# Problem to solve:
Scan the entries for lines with the word "JSON", then copy those lines.

[Data about app and page elements]
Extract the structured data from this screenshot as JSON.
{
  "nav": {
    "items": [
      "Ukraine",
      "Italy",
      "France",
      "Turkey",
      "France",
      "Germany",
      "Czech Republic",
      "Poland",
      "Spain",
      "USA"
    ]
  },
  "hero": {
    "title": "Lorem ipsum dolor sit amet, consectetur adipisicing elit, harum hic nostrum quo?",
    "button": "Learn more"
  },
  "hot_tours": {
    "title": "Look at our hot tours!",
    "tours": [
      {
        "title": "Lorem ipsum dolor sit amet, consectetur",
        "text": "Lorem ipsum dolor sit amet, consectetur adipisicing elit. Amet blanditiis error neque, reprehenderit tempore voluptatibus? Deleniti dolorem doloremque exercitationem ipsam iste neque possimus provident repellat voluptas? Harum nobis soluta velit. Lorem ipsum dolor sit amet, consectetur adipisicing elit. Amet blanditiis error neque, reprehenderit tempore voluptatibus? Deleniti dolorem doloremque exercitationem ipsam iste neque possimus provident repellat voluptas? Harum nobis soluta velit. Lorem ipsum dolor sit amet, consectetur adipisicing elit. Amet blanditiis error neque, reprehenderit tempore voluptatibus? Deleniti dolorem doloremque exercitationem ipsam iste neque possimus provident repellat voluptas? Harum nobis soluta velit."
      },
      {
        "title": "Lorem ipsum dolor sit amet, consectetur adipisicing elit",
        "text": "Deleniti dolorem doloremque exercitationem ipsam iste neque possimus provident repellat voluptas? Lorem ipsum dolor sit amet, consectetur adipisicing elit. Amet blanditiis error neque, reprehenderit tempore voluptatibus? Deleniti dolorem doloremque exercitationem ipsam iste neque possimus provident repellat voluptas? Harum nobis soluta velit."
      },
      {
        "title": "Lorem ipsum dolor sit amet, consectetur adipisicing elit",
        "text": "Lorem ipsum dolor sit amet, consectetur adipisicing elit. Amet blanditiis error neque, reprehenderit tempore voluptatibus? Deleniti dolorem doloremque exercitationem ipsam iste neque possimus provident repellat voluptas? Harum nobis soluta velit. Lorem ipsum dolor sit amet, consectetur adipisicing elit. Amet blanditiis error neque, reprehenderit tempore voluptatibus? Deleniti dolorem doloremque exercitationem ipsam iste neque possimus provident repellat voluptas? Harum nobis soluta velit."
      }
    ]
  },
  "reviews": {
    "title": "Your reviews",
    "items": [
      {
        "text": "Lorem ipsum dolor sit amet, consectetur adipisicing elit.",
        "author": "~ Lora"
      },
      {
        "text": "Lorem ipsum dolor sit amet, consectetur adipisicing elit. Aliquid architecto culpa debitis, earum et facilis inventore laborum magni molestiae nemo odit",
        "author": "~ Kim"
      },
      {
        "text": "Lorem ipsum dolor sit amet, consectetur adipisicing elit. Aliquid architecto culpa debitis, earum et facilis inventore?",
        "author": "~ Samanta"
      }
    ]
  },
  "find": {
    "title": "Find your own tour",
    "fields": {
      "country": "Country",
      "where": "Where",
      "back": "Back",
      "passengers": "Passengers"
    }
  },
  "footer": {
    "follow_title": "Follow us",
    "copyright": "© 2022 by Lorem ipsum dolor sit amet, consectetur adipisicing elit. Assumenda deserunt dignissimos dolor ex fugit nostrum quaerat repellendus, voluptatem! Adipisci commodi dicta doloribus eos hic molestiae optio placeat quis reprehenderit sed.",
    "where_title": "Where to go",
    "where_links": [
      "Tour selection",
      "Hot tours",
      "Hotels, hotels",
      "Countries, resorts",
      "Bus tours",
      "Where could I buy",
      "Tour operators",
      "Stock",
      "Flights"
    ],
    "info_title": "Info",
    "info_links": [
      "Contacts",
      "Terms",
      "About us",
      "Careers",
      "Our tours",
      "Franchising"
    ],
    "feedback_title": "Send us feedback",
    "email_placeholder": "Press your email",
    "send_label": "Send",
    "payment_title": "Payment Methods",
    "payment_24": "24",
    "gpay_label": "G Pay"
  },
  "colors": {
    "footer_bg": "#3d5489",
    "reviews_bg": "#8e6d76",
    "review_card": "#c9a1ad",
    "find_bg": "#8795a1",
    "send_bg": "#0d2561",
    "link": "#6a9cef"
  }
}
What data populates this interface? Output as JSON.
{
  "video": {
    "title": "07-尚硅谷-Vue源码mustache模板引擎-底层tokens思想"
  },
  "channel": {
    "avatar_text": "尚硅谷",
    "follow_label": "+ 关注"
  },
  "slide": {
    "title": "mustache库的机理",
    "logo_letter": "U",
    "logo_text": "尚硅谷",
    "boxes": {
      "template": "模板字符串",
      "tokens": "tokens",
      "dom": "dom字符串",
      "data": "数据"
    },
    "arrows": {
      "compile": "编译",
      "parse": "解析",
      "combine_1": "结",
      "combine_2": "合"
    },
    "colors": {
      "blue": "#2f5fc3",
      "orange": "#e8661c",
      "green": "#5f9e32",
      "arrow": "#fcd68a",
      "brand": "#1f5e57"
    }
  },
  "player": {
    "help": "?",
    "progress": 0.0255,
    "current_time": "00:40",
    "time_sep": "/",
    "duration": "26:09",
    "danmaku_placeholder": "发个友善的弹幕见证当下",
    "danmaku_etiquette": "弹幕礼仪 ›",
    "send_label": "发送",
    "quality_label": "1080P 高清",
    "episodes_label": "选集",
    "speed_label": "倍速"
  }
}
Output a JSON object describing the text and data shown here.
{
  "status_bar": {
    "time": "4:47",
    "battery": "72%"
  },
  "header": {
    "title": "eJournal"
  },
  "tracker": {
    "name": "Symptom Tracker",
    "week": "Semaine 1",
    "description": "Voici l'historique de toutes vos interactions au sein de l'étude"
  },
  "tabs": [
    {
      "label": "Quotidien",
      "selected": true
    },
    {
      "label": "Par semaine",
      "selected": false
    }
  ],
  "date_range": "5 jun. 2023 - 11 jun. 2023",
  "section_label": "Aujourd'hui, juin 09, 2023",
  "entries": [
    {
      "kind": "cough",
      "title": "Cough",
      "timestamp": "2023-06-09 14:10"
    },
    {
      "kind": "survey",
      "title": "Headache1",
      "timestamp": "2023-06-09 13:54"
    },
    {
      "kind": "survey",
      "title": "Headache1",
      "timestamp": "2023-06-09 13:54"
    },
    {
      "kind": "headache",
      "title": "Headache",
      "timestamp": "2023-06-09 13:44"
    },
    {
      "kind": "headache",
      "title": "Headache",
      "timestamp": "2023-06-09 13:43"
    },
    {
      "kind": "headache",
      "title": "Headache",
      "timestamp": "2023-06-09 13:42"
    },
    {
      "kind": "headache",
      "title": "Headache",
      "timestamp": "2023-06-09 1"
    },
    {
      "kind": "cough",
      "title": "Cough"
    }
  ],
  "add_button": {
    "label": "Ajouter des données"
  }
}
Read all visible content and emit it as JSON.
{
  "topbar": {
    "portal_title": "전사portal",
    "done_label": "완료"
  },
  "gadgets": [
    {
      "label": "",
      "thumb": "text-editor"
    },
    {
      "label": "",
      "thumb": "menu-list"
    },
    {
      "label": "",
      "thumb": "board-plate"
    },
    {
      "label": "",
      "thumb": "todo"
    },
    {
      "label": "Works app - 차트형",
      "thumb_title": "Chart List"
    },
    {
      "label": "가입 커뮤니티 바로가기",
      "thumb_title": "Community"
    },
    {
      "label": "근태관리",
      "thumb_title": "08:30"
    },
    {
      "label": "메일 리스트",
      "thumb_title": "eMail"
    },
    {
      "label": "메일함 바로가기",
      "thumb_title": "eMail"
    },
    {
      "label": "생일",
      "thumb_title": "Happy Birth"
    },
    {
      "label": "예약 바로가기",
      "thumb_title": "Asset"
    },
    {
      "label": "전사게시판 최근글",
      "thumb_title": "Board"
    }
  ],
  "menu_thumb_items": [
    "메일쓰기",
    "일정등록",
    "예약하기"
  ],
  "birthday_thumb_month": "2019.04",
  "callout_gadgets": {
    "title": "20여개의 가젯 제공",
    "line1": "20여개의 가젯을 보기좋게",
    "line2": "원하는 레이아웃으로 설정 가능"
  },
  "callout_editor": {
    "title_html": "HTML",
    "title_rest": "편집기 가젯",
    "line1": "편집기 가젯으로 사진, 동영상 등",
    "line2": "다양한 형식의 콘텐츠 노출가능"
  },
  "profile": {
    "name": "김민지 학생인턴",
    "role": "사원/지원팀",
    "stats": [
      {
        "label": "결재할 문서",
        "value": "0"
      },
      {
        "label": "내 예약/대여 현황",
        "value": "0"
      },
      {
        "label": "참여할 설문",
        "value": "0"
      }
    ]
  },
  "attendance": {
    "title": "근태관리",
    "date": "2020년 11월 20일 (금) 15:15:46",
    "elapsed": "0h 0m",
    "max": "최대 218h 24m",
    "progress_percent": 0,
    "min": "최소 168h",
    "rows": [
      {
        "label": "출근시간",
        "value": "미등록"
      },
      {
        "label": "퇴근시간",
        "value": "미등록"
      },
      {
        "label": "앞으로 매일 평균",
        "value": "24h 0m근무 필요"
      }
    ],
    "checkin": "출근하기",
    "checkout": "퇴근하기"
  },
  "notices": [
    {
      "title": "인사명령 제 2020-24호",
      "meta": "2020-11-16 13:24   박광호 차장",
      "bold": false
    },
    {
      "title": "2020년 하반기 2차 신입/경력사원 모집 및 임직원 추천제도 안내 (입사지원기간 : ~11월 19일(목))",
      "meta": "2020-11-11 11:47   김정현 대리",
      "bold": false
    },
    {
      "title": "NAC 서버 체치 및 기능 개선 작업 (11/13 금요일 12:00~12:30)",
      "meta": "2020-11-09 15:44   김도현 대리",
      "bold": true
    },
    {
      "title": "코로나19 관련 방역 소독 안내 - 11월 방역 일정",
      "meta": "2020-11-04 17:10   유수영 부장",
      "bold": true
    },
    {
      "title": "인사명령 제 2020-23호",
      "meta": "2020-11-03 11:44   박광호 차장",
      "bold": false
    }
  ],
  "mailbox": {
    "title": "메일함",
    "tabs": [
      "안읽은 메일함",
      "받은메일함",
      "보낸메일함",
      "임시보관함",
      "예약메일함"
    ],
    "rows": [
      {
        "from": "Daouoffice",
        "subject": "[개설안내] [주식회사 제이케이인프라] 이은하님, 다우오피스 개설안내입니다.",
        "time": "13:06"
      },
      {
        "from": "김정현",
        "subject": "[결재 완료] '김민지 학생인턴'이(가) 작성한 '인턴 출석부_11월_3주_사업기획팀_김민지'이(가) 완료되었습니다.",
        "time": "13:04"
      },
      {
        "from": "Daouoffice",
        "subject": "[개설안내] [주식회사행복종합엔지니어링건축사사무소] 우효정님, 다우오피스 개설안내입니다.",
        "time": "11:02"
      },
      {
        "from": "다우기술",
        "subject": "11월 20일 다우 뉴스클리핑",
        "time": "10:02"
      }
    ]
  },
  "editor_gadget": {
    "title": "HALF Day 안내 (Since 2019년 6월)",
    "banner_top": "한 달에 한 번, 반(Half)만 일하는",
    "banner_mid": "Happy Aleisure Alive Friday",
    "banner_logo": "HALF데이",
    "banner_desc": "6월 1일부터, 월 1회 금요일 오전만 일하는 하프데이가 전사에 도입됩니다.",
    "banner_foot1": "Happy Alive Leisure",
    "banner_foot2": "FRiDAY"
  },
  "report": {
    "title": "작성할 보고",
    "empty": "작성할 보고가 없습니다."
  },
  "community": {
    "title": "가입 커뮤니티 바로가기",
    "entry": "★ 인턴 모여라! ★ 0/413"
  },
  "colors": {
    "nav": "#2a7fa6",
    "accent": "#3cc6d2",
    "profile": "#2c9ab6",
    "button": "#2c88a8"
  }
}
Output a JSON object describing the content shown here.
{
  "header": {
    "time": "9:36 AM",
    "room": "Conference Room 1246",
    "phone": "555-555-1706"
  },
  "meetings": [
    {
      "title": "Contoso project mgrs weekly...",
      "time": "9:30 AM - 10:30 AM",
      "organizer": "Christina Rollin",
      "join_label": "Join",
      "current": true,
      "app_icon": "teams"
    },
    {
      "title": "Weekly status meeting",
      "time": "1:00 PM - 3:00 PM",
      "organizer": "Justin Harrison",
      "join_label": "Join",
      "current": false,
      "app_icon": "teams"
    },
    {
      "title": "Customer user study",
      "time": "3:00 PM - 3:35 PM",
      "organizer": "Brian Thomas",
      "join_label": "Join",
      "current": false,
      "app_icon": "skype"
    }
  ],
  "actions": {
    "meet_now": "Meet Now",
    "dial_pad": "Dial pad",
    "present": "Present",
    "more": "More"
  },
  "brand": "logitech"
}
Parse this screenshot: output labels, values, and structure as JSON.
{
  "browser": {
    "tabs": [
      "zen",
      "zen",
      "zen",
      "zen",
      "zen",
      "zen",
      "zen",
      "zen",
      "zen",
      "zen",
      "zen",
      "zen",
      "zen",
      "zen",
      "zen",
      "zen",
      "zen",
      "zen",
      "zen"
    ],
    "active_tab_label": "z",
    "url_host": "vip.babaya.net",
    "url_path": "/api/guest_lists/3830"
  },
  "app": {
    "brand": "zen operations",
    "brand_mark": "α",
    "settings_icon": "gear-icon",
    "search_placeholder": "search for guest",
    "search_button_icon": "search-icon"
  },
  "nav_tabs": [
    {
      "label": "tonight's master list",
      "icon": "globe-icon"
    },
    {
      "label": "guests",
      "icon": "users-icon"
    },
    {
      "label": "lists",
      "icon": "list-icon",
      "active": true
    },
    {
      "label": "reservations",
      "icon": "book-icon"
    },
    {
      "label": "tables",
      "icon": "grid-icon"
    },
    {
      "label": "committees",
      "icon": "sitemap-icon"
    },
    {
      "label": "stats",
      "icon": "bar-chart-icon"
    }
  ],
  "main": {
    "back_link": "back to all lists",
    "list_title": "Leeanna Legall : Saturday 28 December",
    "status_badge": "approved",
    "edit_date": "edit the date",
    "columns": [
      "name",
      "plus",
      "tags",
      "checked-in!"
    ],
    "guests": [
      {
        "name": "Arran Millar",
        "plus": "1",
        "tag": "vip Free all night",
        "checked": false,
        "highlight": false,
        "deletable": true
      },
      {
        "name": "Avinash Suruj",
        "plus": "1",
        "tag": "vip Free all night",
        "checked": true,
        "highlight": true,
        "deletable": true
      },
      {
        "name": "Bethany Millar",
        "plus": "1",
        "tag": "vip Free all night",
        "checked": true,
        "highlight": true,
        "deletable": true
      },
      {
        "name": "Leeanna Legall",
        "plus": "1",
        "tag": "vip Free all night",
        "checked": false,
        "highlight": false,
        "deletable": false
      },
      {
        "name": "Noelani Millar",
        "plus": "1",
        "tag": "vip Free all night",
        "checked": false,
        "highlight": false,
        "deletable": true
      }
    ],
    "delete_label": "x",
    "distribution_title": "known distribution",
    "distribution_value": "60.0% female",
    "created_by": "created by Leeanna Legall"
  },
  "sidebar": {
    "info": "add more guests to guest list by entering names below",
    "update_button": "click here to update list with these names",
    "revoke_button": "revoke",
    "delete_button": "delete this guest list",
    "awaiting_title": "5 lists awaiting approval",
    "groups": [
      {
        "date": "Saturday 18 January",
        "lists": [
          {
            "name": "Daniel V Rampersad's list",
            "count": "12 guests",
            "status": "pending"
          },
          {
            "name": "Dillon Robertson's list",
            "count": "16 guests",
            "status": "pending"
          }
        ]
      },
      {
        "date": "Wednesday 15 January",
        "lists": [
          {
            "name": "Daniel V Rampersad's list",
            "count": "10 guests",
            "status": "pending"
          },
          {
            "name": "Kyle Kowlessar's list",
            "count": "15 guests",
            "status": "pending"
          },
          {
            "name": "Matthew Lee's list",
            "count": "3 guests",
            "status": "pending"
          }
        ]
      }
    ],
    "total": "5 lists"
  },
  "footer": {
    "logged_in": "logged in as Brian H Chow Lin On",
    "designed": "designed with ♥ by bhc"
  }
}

# Task answer:
Extract the structured data from this screenshot as JSON.
What data populates this interface? Output as JSON.
Output a JSON object describing the text and data shown here.
Read all visible content and emit it as JSON.
Output a JSON object describing the content shown here.
Parse this screenshot: output labels, values, and structure as JSON.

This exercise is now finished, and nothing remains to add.